The Essential Question that guided our projects’ focus was:
How do artists work? How do artists determine what is effective and learn from trial and error?
Students that participated in Smart Art, Teen Workshops and virtual classroom sessions worked with a variety of art forms and engaged in experimentation, risk taking, innovation and self-expression. Students explored how artists work and generate ideas and make time for creative practice. These youth programs allowed students to create a bond with each other, appreciating the creativity of others and giving them a safe community to share their ideas. Students also were exposed to professional artists, engaging with them about their practice and daily life as an artist.
SVMoA’s goal is to advocate for and increase the understanding of the necessity of arts education. Arts education develops improvisational skills and self-expression, enhances confidence, teaches empathy and strengthens our ability to problem solve. Creativity is at the core of problem solving and problem solving is the foundation of a competitive and innovative work force, an entrepreneurial society and an engaged citizenry.
At the conclusion of the project, students responded to questions related to the identified Standards:
Students that engaged in Smart Art afterschool were creating new artistic work each week, often working with a professional guest artist on a particular artform. These students were challenged each week to try out a new art form and share their work with each other. It was wonderful to see them grow and support each other as a group of creative artists through our six weeks together.
Students who participated in our Teen Workshops worked directly with professional artists , focusing on visual art and performing art skill building, but also learning about the skills needed to work as a professional artist.
I experienced first-hand the impact of our newest program Smart Art on our community. As the 2020 school year approached it became apparent that programming that supported local youth was going to look different. Parents trusted our safety procedures and were eager for opportunities to engage their school aged children outside the limited school hours. Enrollment was an exciting mix of longstanding families and some who were new to our community. It was a joy to meet with these students over the course of six weeks and to introduce a variety of art forms and professional artists who shared their process and experience. It was clear that the students were craving social environments. One student arrived his first day determined to not engage, I was personally thrilled that by the third meeting he was engaging in some of the most dynamic art and that throughout the year we developed a relationship that allowed him to express himself creatively and develop positive relationships with other students. A handful of students completed all three sessions, and remained engaged in the work. Not only were the students craving more, but the parents also were committed to Smart Art and requested more sessions.

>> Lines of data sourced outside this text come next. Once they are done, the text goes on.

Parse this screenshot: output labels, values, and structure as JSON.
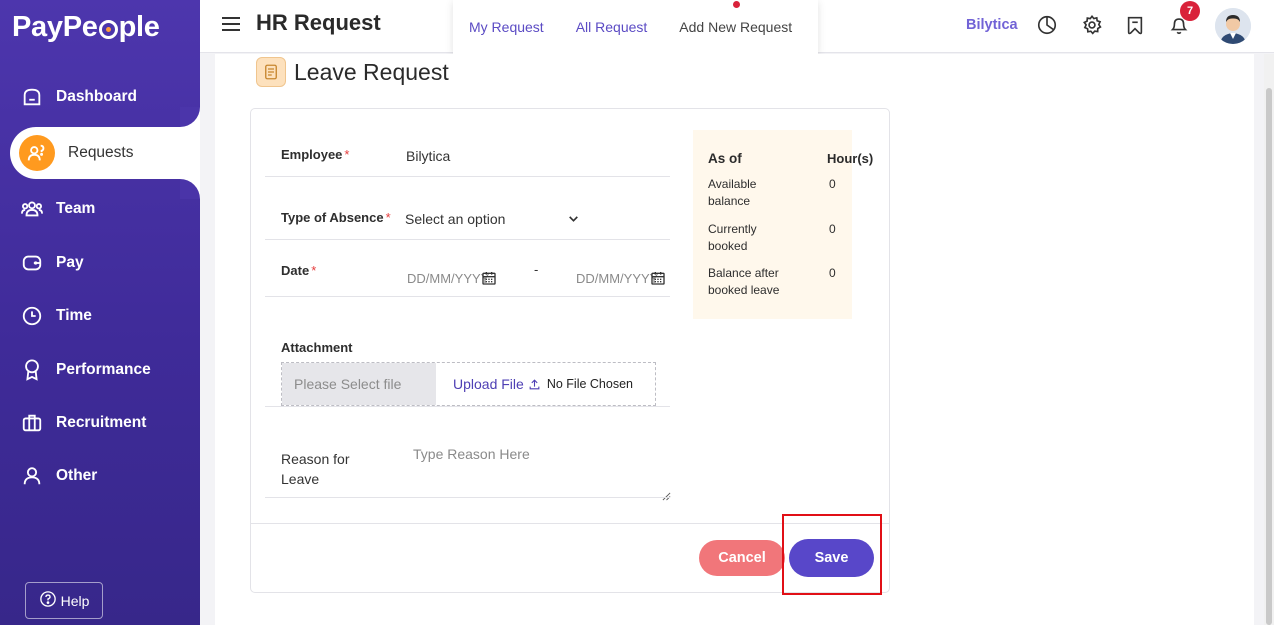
{
  "brand": {
    "name_pre": "PayPe",
    "name_post": "ple"
  },
  "sidebar": {
    "items": [
      {
        "label": "Dashboard",
        "icon": "home-icon"
      },
      {
        "label": "Requests",
        "icon": "requests-icon",
        "active": true
      },
      {
        "label": "Team",
        "icon": "team-icon"
      },
      {
        "label": "Pay",
        "icon": "wallet-icon"
      },
      {
        "label": "Time",
        "icon": "clock-icon"
      },
      {
        "label": "Performance",
        "icon": "award-icon"
      },
      {
        "label": "Recruitment",
        "icon": "briefcase-icon"
      },
      {
        "label": "Other",
        "icon": "user-icon"
      }
    ],
    "help_label": "Help"
  },
  "header": {
    "title": "HR Request",
    "tabs": [
      {
        "label": "My Request"
      },
      {
        "label": "All Request"
      },
      {
        "label": "Add New Request",
        "active": true
      }
    ],
    "company": "Bilytica",
    "notification_count": "7"
  },
  "section": {
    "title": "Leave Request"
  },
  "form": {
    "employee": {
      "label": "Employee",
      "value": "Bilytica"
    },
    "absence": {
      "label": "Type of Absence",
      "value": "Select an option"
    },
    "date": {
      "label": "Date",
      "from_placeholder": "DD/MM/YYYY",
      "separator": "-",
      "to_placeholder": "DD/MM/YYYY"
    },
    "attachment": {
      "label": "Attachment",
      "select_placeholder": "Please Select file",
      "upload_label": "Upload File",
      "no_file": "No File Chosen"
    },
    "reason": {
      "label_line1": "Reason for",
      "label_line2": "Leave",
      "placeholder": "Type Reason Here"
    }
  },
  "balance": {
    "as_of_label": "As of",
    "hours_label": "Hour(s)",
    "rows": [
      {
        "line1": "Available",
        "line2": "balance",
        "value": "0"
      },
      {
        "line1": "Currently",
        "line2": "booked",
        "value": "0"
      },
      {
        "line1": "Balance after",
        "line2": "booked leave",
        "value": "0"
      }
    ]
  },
  "actions": {
    "cancel_label": "Cancel",
    "save_label": "Save"
  },
  "colors": {
    "sidebar": "#4d36ad",
    "accent": "#5847c9",
    "cancel": "#f1767a",
    "active_icon": "#ff9a1f",
    "highlight": "#e10f16",
    "balance_bg": "#fff8ec"
  }
}
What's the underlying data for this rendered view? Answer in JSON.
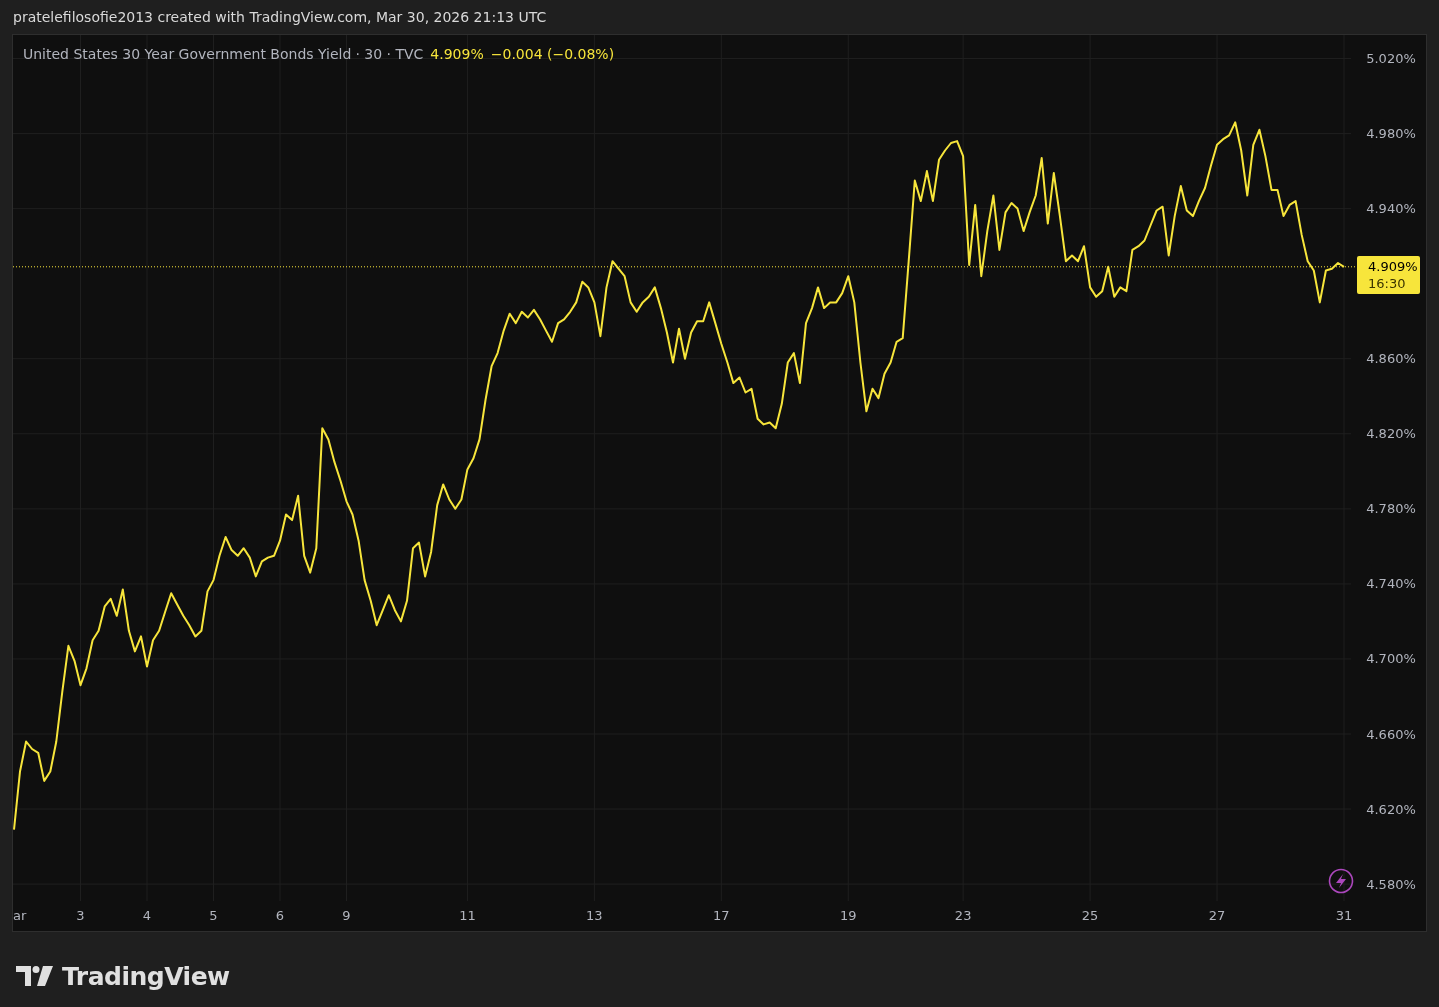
{
  "caption": "pratelefilosofie2013 created with TradingView.com, Mar 30, 2026 21:13 UTC",
  "chart": {
    "legend": {
      "suffix": "· 30 · TVC",
      "price": "4.909%",
      "change": "−0.004 (−0.08%)"
    },
    "last_price_label": {
      "price": "4.909%",
      "time": "16:30"
    },
    "chart_data": {
      "type": "line",
      "ylim": [
        4.571,
        5.032
      ],
      "grid": true,
      "categories": [
        null,
        "ar",
        null,
        null,
        null,
        null,
        null,
        null,
        null,
        null,
        null,
        "3",
        null,
        null,
        null,
        null,
        null,
        null,
        null,
        null,
        null,
        null,
        "4",
        null,
        null,
        null,
        null,
        null,
        null,
        null,
        null,
        null,
        null,
        "5",
        null,
        null,
        null,
        null,
        null,
        null,
        null,
        null,
        null,
        null,
        "6",
        null,
        null,
        null,
        null,
        null,
        null,
        null,
        null,
        null,
        null,
        "9",
        null,
        null,
        null,
        null,
        null,
        null,
        null,
        null,
        null,
        null,
        null,
        null,
        null,
        null,
        null,
        null,
        null,
        null,
        null,
        "11",
        null,
        null,
        null,
        null,
        null,
        null,
        null,
        null,
        null,
        null,
        null,
        null,
        null,
        null,
        null,
        null,
        null,
        null,
        null,
        null,
        "13",
        null,
        null,
        null,
        null,
        null,
        null,
        null,
        null,
        null,
        null,
        null,
        null,
        null,
        null,
        null,
        null,
        null,
        null,
        null,
        null,
        "17",
        null,
        null,
        null,
        null,
        null,
        null,
        null,
        null,
        null,
        null,
        null,
        null,
        null,
        null,
        null,
        null,
        null,
        null,
        null,
        null,
        "19",
        null,
        null,
        null,
        null,
        null,
        null,
        null,
        null,
        null,
        null,
        null,
        null,
        null,
        null,
        null,
        null,
        null,
        null,
        "23",
        null,
        null,
        null,
        null,
        null,
        null,
        null,
        null,
        null,
        null,
        null,
        null,
        null,
        null,
        null,
        null,
        null,
        null,
        null,
        null,
        "25",
        null,
        null,
        null,
        null,
        null,
        null,
        null,
        null,
        null,
        null,
        null,
        null,
        null,
        null,
        null,
        null,
        null,
        null,
        null,
        null,
        "27",
        null,
        null,
        null,
        null,
        null,
        null,
        null,
        null,
        null,
        null,
        null,
        null,
        null,
        null,
        null,
        null,
        null,
        null,
        null,
        null,
        "31"
      ],
      "ref_lines": [
        {
          "axis": "y",
          "value": 4.909,
          "color": "#f7e53b"
        }
      ],
      "series": [
        {
          "name": "United States 30 Year Government Bonds Yield",
          "color": "#f7e53b",
          "values": [
            4.609,
            4.64,
            4.656,
            4.652,
            4.65,
            4.635,
            4.64,
            4.656,
            4.683,
            4.707,
            4.699,
            4.686,
            4.695,
            4.71,
            4.715,
            4.728,
            4.732,
            4.723,
            4.737,
            4.715,
            4.704,
            4.712,
            4.696,
            4.71,
            4.715,
            4.725,
            4.735,
            4.729,
            4.723,
            4.718,
            4.712,
            4.715,
            4.736,
            4.742,
            4.755,
            4.765,
            4.758,
            4.755,
            4.759,
            4.754,
            4.744,
            4.752,
            4.754,
            4.755,
            4.763,
            4.777,
            4.774,
            4.787,
            4.755,
            4.746,
            4.759,
            4.823,
            4.817,
            4.805,
            4.795,
            4.784,
            4.777,
            4.763,
            4.742,
            4.731,
            4.718,
            4.726,
            4.734,
            4.726,
            4.72,
            4.731,
            4.759,
            4.762,
            4.744,
            4.757,
            4.782,
            4.793,
            4.785,
            4.78,
            4.785,
            4.801,
            4.807,
            4.817,
            4.838,
            4.856,
            4.863,
            4.875,
            4.884,
            4.879,
            4.885,
            4.882,
            4.886,
            4.881,
            4.875,
            4.869,
            4.879,
            4.881,
            4.885,
            4.89,
            4.901,
            4.898,
            4.89,
            4.872,
            4.898,
            4.912,
            4.908,
            4.904,
            4.89,
            4.885,
            4.89,
            4.893,
            4.898,
            4.887,
            4.874,
            4.858,
            4.876,
            4.86,
            4.874,
            4.88,
            4.88,
            4.89,
            4.879,
            4.868,
            4.858,
            4.847,
            4.85,
            4.842,
            4.844,
            4.828,
            4.825,
            4.826,
            4.823,
            4.836,
            4.858,
            4.863,
            4.847,
            4.879,
            4.887,
            4.898,
            4.887,
            4.89,
            4.89,
            4.895,
            4.904,
            4.89,
            4.858,
            4.832,
            4.844,
            4.839,
            4.852,
            4.858,
            4.869,
            4.871,
            4.912,
            4.955,
            4.944,
            4.96,
            4.944,
            4.966,
            4.971,
            4.975,
            4.976,
            4.968,
            4.91,
            4.942,
            4.904,
            4.928,
            4.947,
            4.918,
            4.938,
            4.943,
            4.94,
            4.928,
            4.938,
            4.947,
            4.967,
            4.932,
            4.959,
            4.936,
            4.912,
            4.915,
            4.912,
            4.92,
            4.898,
            4.893,
            4.896,
            4.909,
            4.893,
            4.898,
            4.896,
            4.918,
            4.92,
            4.923,
            4.931,
            4.939,
            4.941,
            4.915,
            4.936,
            4.952,
            4.939,
            4.936,
            4.944,
            4.951,
            4.963,
            4.974,
            4.977,
            4.979,
            4.986,
            4.971,
            4.947,
            4.974,
            4.982,
            4.968,
            4.95,
            4.95,
            4.936,
            4.942,
            4.944,
            4.926,
            4.912,
            4.907,
            4.89,
            4.907,
            4.908,
            4.911,
            4.909
          ]
        }
      ],
      "yticks": [
        {
          "value": 5.02,
          "label": "5.020%"
        },
        {
          "value": 4.98,
          "label": "4.980%"
        },
        {
          "value": 4.94,
          "label": "4.940%"
        },
        {
          "value": 4.86,
          "label": "4.860%"
        },
        {
          "value": 4.82,
          "label": "4.820%"
        },
        {
          "value": 4.78,
          "label": "4.780%"
        },
        {
          "value": 4.74,
          "label": "4.740%"
        },
        {
          "value": 4.7,
          "label": "4.700%"
        },
        {
          "value": 4.66,
          "label": "4.660%"
        },
        {
          "value": 4.62,
          "label": "4.620%"
        },
        {
          "value": 4.58,
          "label": "4.580%"
        }
      ]
    }
  },
  "footer": {
    "logo_text": "TradingView"
  }
}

Due to the enthusiasm from parents and students we are committed to offering quality care and essential art education to youth in our community, in the form of our afterschool program Smart Art. We plan to run three 6-week sessions throughout the school year. We have decided to move this program to operate out of SVMoA’s Hailey Classroom, which allows participants to have access to a greater number of visual arts materials and art forms, while still providing the option to engage professional visual and performing artists as part of our learning outcomes. This space is better suited to host a group of students and has access to outdoor space that can be utilized for teaching and gathering. We will continue to advertise this program in English and Spanish and offer scholarships to make it as accessible as possible to everyone in our community.
In addition to our afterschool program our Teen Workshops will continue throughout the year with plans to offer one workshop a month covering a variety of art forms including painting, sketching and photography. The one challenge of these workshops has been finding a variety of professional artists, with experience teaching students. We will engage regional and local artists in this program.